Have you ever wished that you had Google wired directly into your temporal lobe? Wouldn't it be great if you could just think of a question and instantly get a result?
Well, we're not quite at that frightening point, but things are moving in the general direction. Linguistic Agents (LA), an Israeli startup, is bridging the gap between natural language and XML. In the not so distant future you might just be ordering your CMS around, via your Bluetooth headset.
Linguistic Agents' core technology is called Streaming Logic and is a human centered language platform that enables software to comprehend and act upon natural language (e.g., American English) queries and commands. In a pattern slightly different than the modern start-up, the platform has recently been released in limited beta after, that's right, more than five years of development.
Although we might disagree with the notion that the applications of this technology are “limitless”, it is difficult to dispute that the ability for computers to better understand and process your average utterances is compelling.
Taking online search from keyword to concept based searches, improving the relevancy and interactivity contextual advertising, and improving the, er, recognition of automatic speech recognition (ASR) are all areas where there are immediate needs for better, faster and more intelligent software.
Another area of focus is what the company calls Wireless Value Added Services (WVAS). In a recent statement a Linguistic Agents' spokesperson said that the WVAS market is expected to reach US$ 150 billion by 2011.

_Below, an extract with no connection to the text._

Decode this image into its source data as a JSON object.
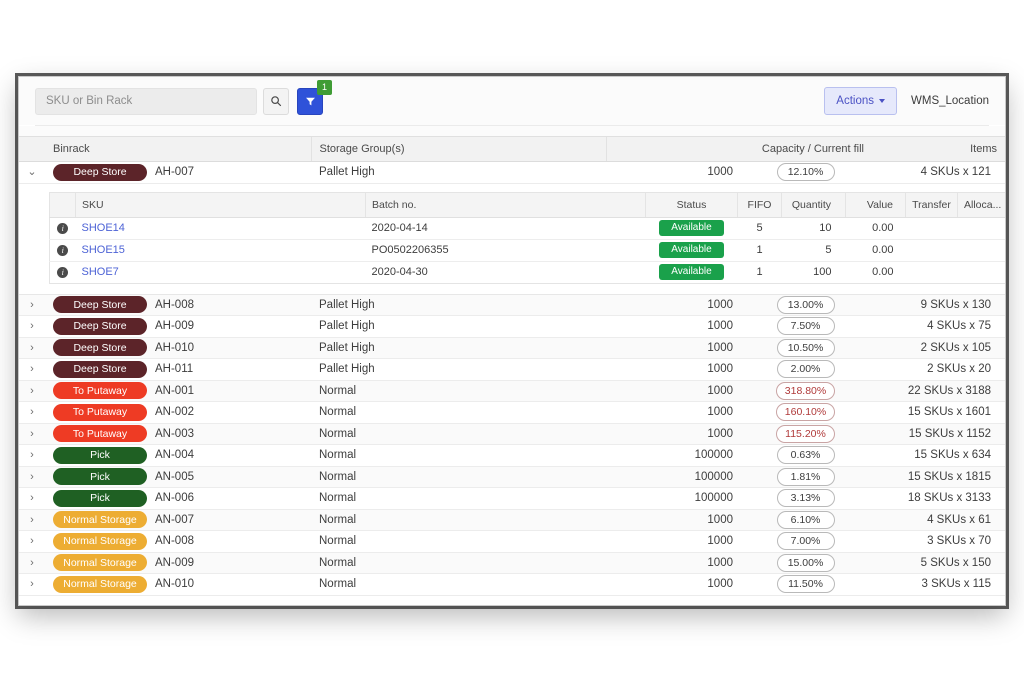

Smarter mobile devices are at least partially responsible for driving this growth. As covered recently, the ubiquity and inherent interface limitations of mobile devices provide a key environment for the utilization of intelligent speech and language processing software.
The industry needs plus the technology LA has to offer has been found so compelling that Streaming Logic recently received a Horizon Award from Computerworld Magazine.
According to the Computerworld article, the landscape is not without natural language competitors, but Streaming Logic is unique in the way it analyzes the relationships between words to determine the meaning.
The ambitious amongst you may be wondering how the magic works. With a name that even the marketing department can love, Nanosyntax is the most current theory of theoretical linguistics upon which Streaming Logic is built.
Computerworld's Drew Robb explains the processing engine as taking a statement in natural language and parsing it to determine what linguists call its “logical form,” an orderly representation of the meaning of a sentence. The software then automatically converts this into an XML format that can be used by other applications.
Linguistic Agents Application Stack
Linguistic Agents have high ambitions for their Streaming Logic product. They are currently targeting enterprises, operators of content-rich websites, portals and search engines. And if that brush is not broad enough, the company's rather un-tame longer term objective is to become “the standard Natural Language Understanding (NLU) layer for Web and software applications”.
And that's a goal we can all wag our tongues at.
- Microsoft Leaks Offer a Glimpse of SharePoint 2016
- Discussion Point: Who Has the Best Digital Marketing Hub?
- 5 Predictions About Marketing Technology
- 10 Collaboration Trends for 2015
- 8 Tech Trends You Need To Know
- Why You Should Be Worried (and Angry) About Lenovo
- Keeping SharePoint In Check with Information Governance